On a visit to the Florence Nightingale museum recently (a little gem – well worth a couple of hours http://www.florence-nightingale.co.uk/?v=79cba1185463) I noticed a small book in a display case of childhood possessions. It was entitled Sunday Evening Conversations for the use of Children by a Mother. It was printed in 1817.

In this 21st century when many people feel that technology is preventing families from communicating with each other any day of the week (see this research by Digital Awareness UK and the Headmasters’ and Headmistresses Conference – http://www.bbc.co.uk/news/education-39666863), the idea of spending Sunday evening conversing with children intrigued me.

So much so that I tracked down an original copy of it from an antique book seller. I have it here in my hand. The question I’m asking myself is – if they valued the art and process of conversation in 1817, why don’t we, two hundred years later?

But then again, some people do. I was surprised and delighted to be asked to run a bespoke session last week for a family – 2 adults and two teenage children. The mother had attended one of my workshops and felt that her whole family could benefit from learning new skills and thinking differently about their communication habits.

And she was right. Each member of the team had different challenges and objectives; each member took away an individual set of tools and strategies. Interestingly, many of the issues we covered in their living room are also present in the board room. For example:

1.     Choose the right time to communicate. See Steve Peters’ The Chimp Paradox for more about the square of communication. Don’t try to talk to mum as she’s leaving the house to go to work; don’t cross examine the children as they walk in from school; avoid negotiating a pay rise with your boss over the coffee machine.

2.     Listen (rather than waiting to speak) and don’t interrupt. Many adults lack confidence in communication because they’ve been undermined by colleagues, bosses, clients. They speak too quickly because they are expecting to be interrupted. Often this has started in childhood with parents and siblings who don’t let them finish a sentence.
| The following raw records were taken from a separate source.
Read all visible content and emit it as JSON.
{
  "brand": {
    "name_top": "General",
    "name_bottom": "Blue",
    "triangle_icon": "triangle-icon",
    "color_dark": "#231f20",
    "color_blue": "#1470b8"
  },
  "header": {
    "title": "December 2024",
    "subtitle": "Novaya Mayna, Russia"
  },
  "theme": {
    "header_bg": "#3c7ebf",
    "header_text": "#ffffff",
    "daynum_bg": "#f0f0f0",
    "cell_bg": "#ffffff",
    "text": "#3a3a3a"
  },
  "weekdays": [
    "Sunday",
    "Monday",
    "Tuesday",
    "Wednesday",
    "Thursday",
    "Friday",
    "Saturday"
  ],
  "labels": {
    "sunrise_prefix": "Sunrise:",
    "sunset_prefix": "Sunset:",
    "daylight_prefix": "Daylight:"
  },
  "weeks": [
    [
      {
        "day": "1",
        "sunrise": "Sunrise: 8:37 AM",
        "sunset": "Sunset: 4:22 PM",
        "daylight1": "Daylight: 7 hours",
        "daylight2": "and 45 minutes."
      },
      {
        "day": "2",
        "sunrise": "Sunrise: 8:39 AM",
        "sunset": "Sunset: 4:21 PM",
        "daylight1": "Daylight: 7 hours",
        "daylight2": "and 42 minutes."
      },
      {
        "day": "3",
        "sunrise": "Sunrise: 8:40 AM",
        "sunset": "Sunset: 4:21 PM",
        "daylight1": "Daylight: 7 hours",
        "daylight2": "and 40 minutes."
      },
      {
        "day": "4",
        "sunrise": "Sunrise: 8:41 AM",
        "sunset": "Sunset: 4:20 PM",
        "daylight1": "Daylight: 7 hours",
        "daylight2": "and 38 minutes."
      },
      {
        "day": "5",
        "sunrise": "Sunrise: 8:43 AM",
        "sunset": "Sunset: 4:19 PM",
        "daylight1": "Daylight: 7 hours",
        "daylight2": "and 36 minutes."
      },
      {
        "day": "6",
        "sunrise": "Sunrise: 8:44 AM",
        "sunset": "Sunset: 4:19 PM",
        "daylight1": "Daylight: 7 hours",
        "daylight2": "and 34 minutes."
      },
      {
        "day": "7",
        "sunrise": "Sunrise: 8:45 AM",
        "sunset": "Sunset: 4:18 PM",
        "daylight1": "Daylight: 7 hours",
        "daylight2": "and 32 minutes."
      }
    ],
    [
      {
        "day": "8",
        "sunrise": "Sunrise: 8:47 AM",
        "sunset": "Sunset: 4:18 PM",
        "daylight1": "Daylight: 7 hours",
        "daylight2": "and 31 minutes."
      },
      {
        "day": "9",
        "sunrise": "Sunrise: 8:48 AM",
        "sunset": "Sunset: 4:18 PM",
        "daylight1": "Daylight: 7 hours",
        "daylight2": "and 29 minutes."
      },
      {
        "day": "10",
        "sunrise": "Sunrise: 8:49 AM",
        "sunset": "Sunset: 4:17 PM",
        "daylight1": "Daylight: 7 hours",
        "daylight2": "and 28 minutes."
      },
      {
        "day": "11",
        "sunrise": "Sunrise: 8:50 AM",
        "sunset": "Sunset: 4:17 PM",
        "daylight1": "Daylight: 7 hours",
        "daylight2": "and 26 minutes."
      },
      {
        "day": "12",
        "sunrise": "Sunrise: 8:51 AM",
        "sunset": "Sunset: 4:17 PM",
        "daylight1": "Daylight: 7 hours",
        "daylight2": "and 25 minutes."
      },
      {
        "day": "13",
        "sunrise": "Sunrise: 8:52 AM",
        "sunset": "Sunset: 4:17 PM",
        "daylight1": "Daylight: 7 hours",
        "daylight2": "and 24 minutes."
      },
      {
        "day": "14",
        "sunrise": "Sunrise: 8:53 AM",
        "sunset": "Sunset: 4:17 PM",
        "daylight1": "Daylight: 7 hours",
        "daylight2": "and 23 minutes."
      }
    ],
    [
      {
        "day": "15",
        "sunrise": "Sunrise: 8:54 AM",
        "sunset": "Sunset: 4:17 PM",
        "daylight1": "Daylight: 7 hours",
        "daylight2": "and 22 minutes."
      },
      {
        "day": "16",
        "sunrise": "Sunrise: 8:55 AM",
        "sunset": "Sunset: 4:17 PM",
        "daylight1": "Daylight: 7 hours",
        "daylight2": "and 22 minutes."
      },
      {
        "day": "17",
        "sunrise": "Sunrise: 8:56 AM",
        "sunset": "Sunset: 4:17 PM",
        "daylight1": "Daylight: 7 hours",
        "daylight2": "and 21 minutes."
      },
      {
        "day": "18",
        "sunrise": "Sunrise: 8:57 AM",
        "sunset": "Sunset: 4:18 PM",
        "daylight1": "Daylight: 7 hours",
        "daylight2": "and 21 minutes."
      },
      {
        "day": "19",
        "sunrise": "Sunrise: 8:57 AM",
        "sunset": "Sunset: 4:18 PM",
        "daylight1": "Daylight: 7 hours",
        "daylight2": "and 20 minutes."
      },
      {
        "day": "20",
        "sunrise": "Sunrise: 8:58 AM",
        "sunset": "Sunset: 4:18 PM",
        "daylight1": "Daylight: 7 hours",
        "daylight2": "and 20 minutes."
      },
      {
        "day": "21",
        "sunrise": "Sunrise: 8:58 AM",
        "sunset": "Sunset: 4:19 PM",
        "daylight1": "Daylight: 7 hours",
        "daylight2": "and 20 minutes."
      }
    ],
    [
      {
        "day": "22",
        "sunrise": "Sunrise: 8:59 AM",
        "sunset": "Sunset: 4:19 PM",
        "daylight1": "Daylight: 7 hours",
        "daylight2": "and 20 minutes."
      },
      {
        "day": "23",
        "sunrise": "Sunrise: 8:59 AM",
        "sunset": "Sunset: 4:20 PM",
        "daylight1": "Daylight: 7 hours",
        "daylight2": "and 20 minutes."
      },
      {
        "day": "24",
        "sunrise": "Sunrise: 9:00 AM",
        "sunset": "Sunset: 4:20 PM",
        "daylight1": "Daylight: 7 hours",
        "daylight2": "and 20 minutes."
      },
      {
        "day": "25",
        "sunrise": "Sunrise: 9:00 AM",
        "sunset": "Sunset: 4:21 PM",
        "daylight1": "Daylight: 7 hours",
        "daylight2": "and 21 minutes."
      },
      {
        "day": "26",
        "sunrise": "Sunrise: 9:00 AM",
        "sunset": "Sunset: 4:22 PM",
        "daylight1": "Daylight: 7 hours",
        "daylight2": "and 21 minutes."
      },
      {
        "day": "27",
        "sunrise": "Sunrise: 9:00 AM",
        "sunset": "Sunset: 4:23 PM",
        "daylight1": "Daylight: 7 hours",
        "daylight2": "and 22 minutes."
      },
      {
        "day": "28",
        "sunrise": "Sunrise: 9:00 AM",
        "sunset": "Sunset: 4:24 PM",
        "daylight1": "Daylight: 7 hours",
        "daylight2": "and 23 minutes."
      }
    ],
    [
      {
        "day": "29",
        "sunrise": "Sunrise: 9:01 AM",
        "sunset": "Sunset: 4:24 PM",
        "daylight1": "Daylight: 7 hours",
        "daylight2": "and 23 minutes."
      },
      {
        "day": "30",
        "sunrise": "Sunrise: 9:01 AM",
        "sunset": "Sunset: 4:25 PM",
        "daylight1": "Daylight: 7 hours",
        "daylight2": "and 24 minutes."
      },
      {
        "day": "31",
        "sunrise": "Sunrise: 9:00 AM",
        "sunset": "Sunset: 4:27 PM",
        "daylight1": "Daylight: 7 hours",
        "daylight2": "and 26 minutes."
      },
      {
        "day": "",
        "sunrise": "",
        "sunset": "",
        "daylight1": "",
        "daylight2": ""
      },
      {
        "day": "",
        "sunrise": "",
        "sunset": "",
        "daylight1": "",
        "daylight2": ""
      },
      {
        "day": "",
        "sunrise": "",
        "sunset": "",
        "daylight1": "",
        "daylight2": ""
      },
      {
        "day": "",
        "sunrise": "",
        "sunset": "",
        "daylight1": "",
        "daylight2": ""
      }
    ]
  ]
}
3.     The importance of small talk. Sociolinguist Deborah Tannen distinguishes between ‘rapport talk’ – sharing non-work related information, and ‘report talk’ – business, instructions. In many families and companies alike, people dispense with the former and get straight down to the latter: “…..have you ordered that dishwasher part? Who’s taking Esmerelda to her sky diving masterclass ……..” – thereby missing the opportunity to build and consolidate relationships.

So perhaps what’s needed in 2017 is not a manual for Sunday evening conversations with our children but a communication guide for the whole family. I wonder if it’ll be available as an app???????????